Excerpts from an interface dataset:
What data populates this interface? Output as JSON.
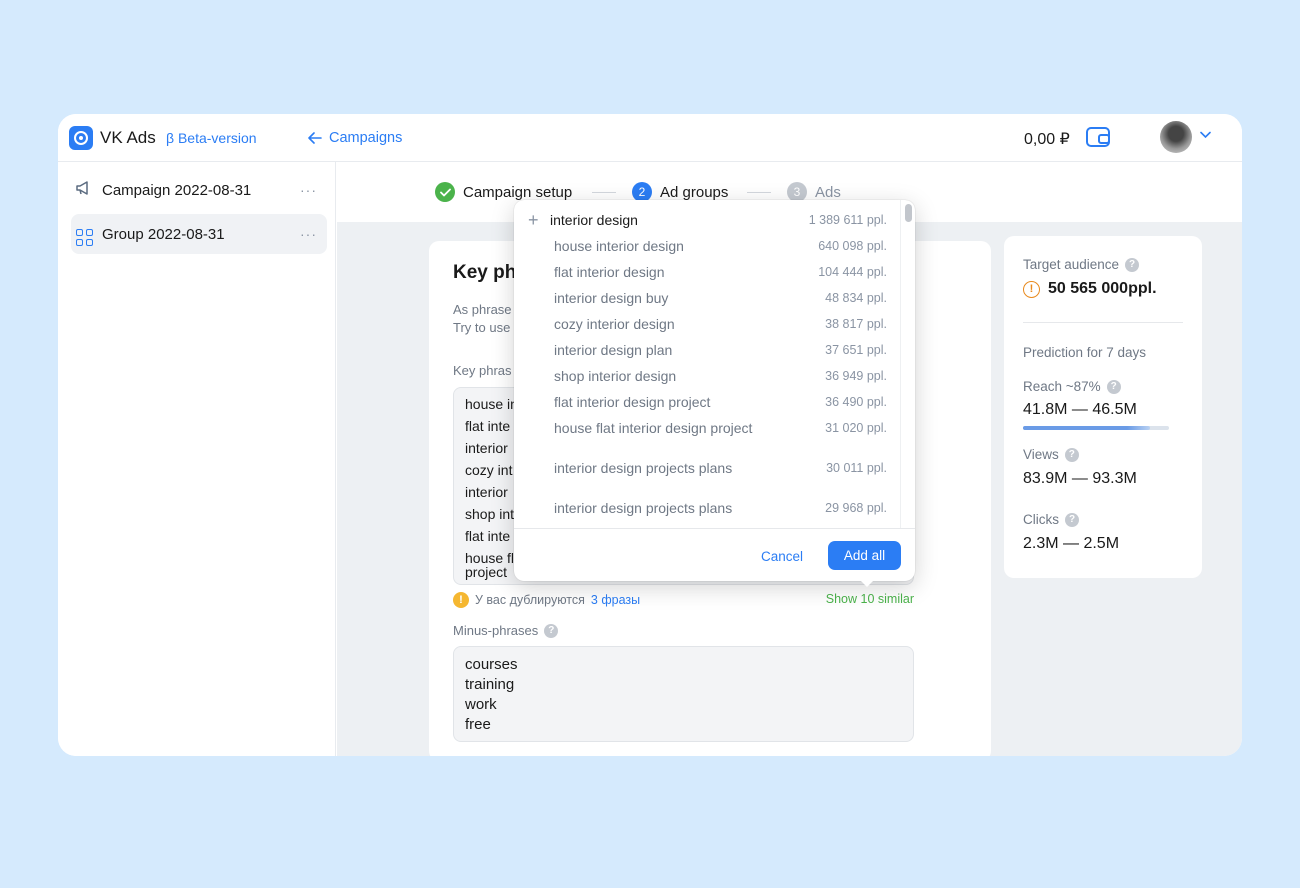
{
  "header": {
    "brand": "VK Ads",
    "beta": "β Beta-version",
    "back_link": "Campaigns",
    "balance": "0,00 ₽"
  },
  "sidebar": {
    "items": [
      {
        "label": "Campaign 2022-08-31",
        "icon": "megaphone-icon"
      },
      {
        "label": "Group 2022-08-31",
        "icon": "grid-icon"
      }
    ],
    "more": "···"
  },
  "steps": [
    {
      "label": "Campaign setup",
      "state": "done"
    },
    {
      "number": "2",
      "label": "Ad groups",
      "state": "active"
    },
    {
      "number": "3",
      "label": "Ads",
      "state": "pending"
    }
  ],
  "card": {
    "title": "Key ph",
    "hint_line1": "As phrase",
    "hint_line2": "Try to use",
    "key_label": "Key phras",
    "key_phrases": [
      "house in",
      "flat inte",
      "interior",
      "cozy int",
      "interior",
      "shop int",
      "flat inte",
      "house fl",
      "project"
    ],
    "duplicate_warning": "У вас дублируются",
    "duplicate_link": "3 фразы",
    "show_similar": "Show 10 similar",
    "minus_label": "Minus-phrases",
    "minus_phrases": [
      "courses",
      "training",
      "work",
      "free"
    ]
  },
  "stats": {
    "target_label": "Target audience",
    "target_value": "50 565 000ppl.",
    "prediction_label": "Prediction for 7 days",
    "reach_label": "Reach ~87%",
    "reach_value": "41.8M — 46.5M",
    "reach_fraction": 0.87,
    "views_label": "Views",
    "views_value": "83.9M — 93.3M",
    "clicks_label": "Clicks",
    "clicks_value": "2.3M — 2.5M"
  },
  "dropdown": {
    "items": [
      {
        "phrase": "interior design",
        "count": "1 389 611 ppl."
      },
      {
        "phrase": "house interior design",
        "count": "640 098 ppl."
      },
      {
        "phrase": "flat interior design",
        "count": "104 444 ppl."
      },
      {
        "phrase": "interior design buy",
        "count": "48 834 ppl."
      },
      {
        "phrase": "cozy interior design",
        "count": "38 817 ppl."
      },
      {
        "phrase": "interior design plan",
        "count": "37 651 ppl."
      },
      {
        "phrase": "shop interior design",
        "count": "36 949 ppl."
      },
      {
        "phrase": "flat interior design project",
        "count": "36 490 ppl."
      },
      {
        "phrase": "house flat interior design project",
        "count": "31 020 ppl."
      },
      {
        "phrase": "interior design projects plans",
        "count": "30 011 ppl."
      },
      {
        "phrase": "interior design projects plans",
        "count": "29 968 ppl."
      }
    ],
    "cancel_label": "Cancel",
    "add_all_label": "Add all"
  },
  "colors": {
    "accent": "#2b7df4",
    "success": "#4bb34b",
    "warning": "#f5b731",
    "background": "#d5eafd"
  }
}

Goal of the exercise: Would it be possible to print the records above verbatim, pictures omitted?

Exercise solution:
What data populates this interface? Output as JSON.
{
  "header": {
    "brand": "VK Ads",
    "beta": "β Beta-version",
    "back_link": "Campaigns",
    "balance": "0,00 ₽"
  },
  "sidebar": {
    "items": [
      {
        "label": "Campaign 2022-08-31",
        "icon": "megaphone-icon"
      },
      {
        "label": "Group 2022-08-31",
        "icon": "grid-icon"
      }
    ],
    "more": "···"
  },
  "steps": [
    {
      "label": "Campaign setup",
      "state": "done"
    },
    {
      "number": "2",
      "label": "Ad groups",
      "state": "active"
    },
    {
      "number": "3",
      "label": "Ads",
      "state": "pending"
    }
  ],
  "card": {
    "title": "Key ph",
    "hint_line1": "As phrase",
    "hint_line2": "Try to use",
    "key_label": "Key phras",
    "key_phrases": [
      "house in",
      "flat inte",
      "interior",
      "cozy int",
      "interior",
      "shop int",
      "flat inte",
      "house fl",
      "project"
    ],
    "duplicate_warning": "У вас дублируются",
    "duplicate_link": "3 фразы",
    "show_similar": "Show 10 similar",
    "minus_label": "Minus-phrases",
    "minus_phrases": [
      "courses",
      "training",
      "work",
      "free"
    ]
  },
  "stats": {
    "target_label": "Target audience",
    "target_value": "50 565 000ppl.",
    "prediction_label": "Prediction for 7 days",
    "reach_label": "Reach ~87%",
    "reach_value": "41.8M — 46.5M",
    "reach_fraction": 0.87,
    "views_label": "Views",
    "views_value": "83.9M — 93.3M",
    "clicks_label": "Clicks",
    "clicks_value": "2.3M — 2.5M"
  },
  "dropdown": {
    "items": [
      {
        "phrase": "interior design",
        "count": "1 389 611 ppl."
      },
      {
        "phrase": "house interior design",
        "count": "640 098 ppl."
      },
      {
        "phrase": "flat interior design",
        "count": "104 444 ppl."
      },
      {
        "phrase": "interior design buy",
        "count": "48 834 ppl."
      },
      {
        "phrase": "cozy interior design",
        "count": "38 817 ppl."
      },
      {
        "phrase": "interior design plan",
        "count": "37 651 ppl."
      },
      {
        "phrase": "shop interior design",
        "count": "36 949 ppl."
      },
      {
        "phrase": "flat interior design project",
        "count": "36 490 ppl."
      },
      {
        "phrase": "house flat interior design project",
        "count": "31 020 ppl."
      },
      {
        "phrase": "interior design projects plans",
        "count": "30 011 ppl."
      },
      {
        "phrase": "interior design projects plans",
        "count": "29 968 ppl."
      }
    ],
    "cancel_label": "Cancel",
    "add_all_label": "Add all"
  },
  "colors": {
    "accent": "#2b7df4",
    "success": "#4bb34b",
    "warning": "#f5b731",
    "background": "#d5eafd"
  }
}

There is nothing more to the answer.